Yes, they do. Just ask Lucretia “Mother” Hannong, who shot them from her back porch in West Palm Beach. I think Mother Hannong is a forgotten figure in the history of Palm Beach County; she didn’t do anything famous, except reach the incredible age of 110. She might very well be the oldest person ever to have lived in Palm Beach County; she certainly held that title when she was alive.
I found Mother Hannong purely by accident; I was gazing through old Palm Beach Post newspapers online looking for old grocery ads when the headline “County’s Oldest Living Mother Finds Time Passes Fast as she Celebrates Birthday” caught my eye.
She was born Mary Lucretia Spires in 1840, and in 1870 she married Henry Hannong in South Carolina. Henry was from Germany, probably from along the French-German border. He first arrived in New York with his parents, then made his way to South Carolina. Lucretia and Henry had six children, and tried farming in many states. They made their way towards Florida in 1885, with stops at towns in North Florida. Then in 1893, they chartered the boat Sultana and sailed into the old Palm Beach Inlet on Singer Island, about 1/2 mile north of today’s Palm Beach Inlet.
All six children came with their families to settle in West Palm Beach, at the north end of town. They bought land from Captain George Gale, who owned most of the land in the vicinity. Their homesite was located at Poinsettia Avenue and 33rd. Court, where they built a wood-framed house, long since demolished. The first article I found about Mother Hannong was published in 1940, on the eve of her 100th birthday. It is filled with her memories of the true pioneer days of West Palm Beach, days when you had to shoot at wild turkeys to keep them out of your potato patch, and fish were so plentiful they
jumped in your boat. When the reporter asked about her most thrilling memory, she recalled the first visit of the Seminole Indians, when she awoke one morning to see 60 Seminoles camped in her front yard; they came about twice a year to trade with the local residents, and often a lone Seminole would ride in and leave a side of venison for the Hannongs. Henry Hannong was the caretaker for the Courthouse, and served in that role until his death in 1926.

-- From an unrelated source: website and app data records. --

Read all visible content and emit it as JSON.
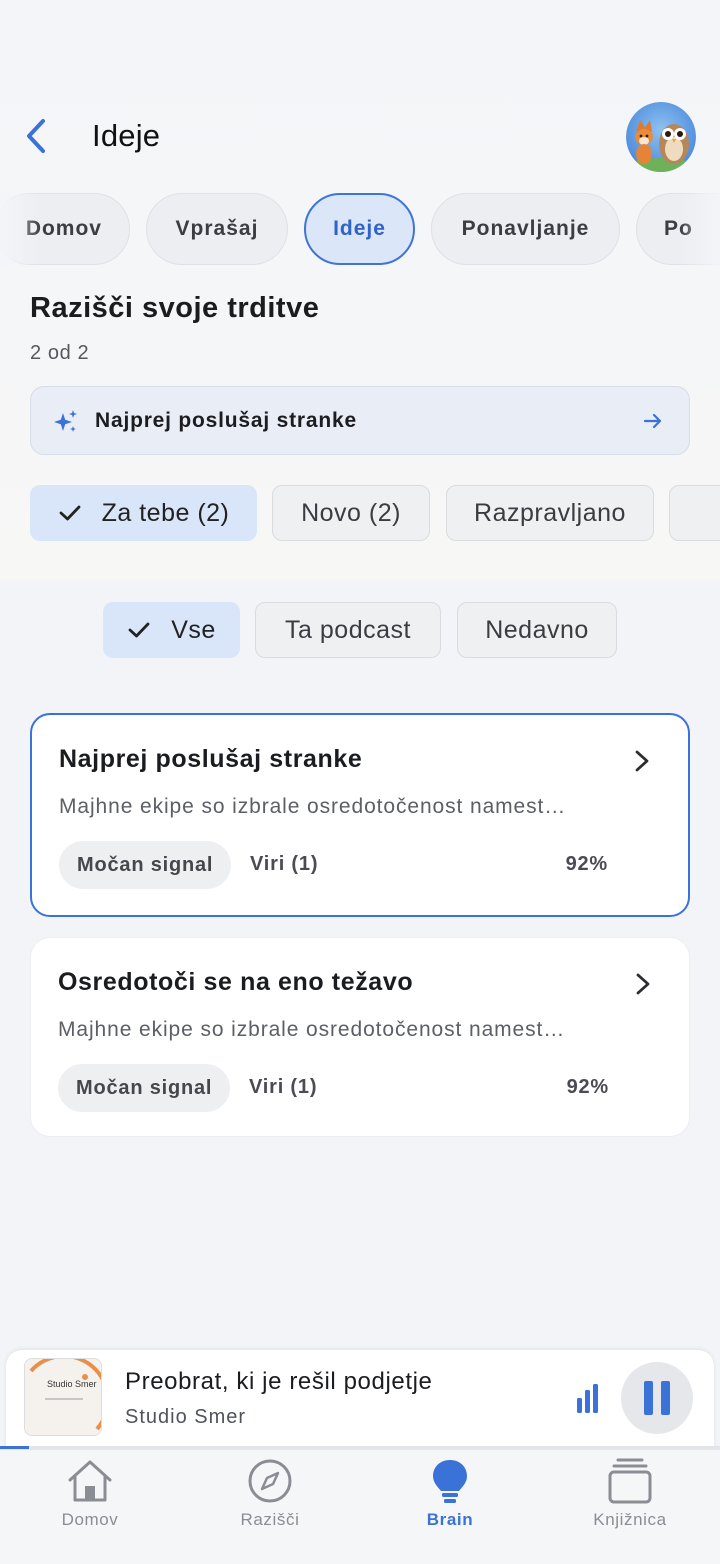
{
  "header": {
    "title": "Ideje",
    "back_label": ""
  },
  "tabs": [
    {
      "label": "Domov",
      "active": false
    },
    {
      "label": "Vprašaj",
      "active": false
    },
    {
      "label": "Ideje",
      "active": true
    },
    {
      "label": "Ponavljanje",
      "active": false
    },
    {
      "label": "Po",
      "active": false
    }
  ],
  "section": {
    "title": "Razišči svoje trditve",
    "count": "2 od 2"
  },
  "suggestion": {
    "label": "Najprej poslušaj stranke",
    "icon": "sparkle-icon"
  },
  "chips": [
    {
      "label": "Za tebe (2)",
      "selected": true
    },
    {
      "label": "Novo (2)",
      "selected": false
    },
    {
      "label": "Razpravljano",
      "selected": false
    }
  ],
  "filters": [
    {
      "label": "Vse",
      "selected": true
    },
    {
      "label": "Ta podcast",
      "selected": false
    },
    {
      "label": "Nedavno",
      "selected": false
    }
  ],
  "cards": [
    {
      "title": "Najprej poslušaj stranke",
      "description": "Majhne ekipe so izbrale osredotočenost namest…",
      "badge": "Močan signal",
      "sources": "Viri (1)",
      "percent": "92%",
      "selected": true
    },
    {
      "title": "Osredotoči se na eno težavo",
      "description": "Majhne ekipe so izbrale osredotočenost namest…",
      "badge": "Močan signal",
      "sources": "Viri (1)",
      "percent": "92%",
      "selected": false
    }
  ],
  "player": {
    "title": "Preobrat, ki je rešil podjetje",
    "subtitle": "Studio Smer",
    "cover_text": "Studio Smer",
    "progress": 0.04
  },
  "nav": [
    {
      "label": "Domov",
      "icon": "home-icon",
      "active": false
    },
    {
      "label": "Razišči",
      "icon": "compass-icon",
      "active": false
    },
    {
      "label": "Brain",
      "icon": "lightbulb-icon",
      "active": true
    },
    {
      "label": "Knjižnica",
      "icon": "library-icon",
      "active": false
    }
  ],
  "colors": {
    "accent": "#3a72d8",
    "chip_selected": "#d9e6f9",
    "background": "#f2f4f8"
  }
}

After I read the article, a few days later I wondered how long Mother Hannong ended up living. I searched the archive again…other article titles were “Mother Hannong celebrates 104th birthday” ; “Mother Hannong has 107th birthday today”, and then finally, “Grandma Hannong is 110 years old today.” She was still quite sharp, and offered the following “I’ve been a’thinkin lately that I’m not going to get much older than 110; I’m just like a clock – there’s nothing really wrong with me, but I’m just getting run down, going slower and slower…”. She also wondered..”if they’ll hoist the flag at the courthouse for me when I go as they did for my dear old husband when he passed on.” On May 16, 1951, she passed away quietly after a long hospital stay…I don’t know if the flag was flown for her as she wished. Imagine all she saw – the Civil War, the Spanish-American War, World War I, World War II, the Korean War, electricity, the telephone, the automobile, the airplane, television…all in one lifetime. Her death was covered in all the major newspapers around the world, including the New York Times.
The Hannong decendents still live in Palm Beach County, and it happens to be that I work with one of them. When I originally spotted the article, I noticed the last name and wondered if it was the same family. So I emailed my colleague, Phillip Hannong, and indeed, he is the great-great-great grandson of Lucretia Hannong. He was born well after she had passed away, and wishes the family had more photographs of those pioneer days.
Mother Hannong’s story has made me realize that the Internet and today’s text-based newspaper systems have a very serious flaw – you only find what you are looking for. I wasn’t looking for Mother Hannong – I found her only because she was on the same newspaper page as what I was looking for. I really believe that the best way to know a time, to really study a time, is through old newspapers. That is something we will soon lose as web-based media replaces the traditional printed page.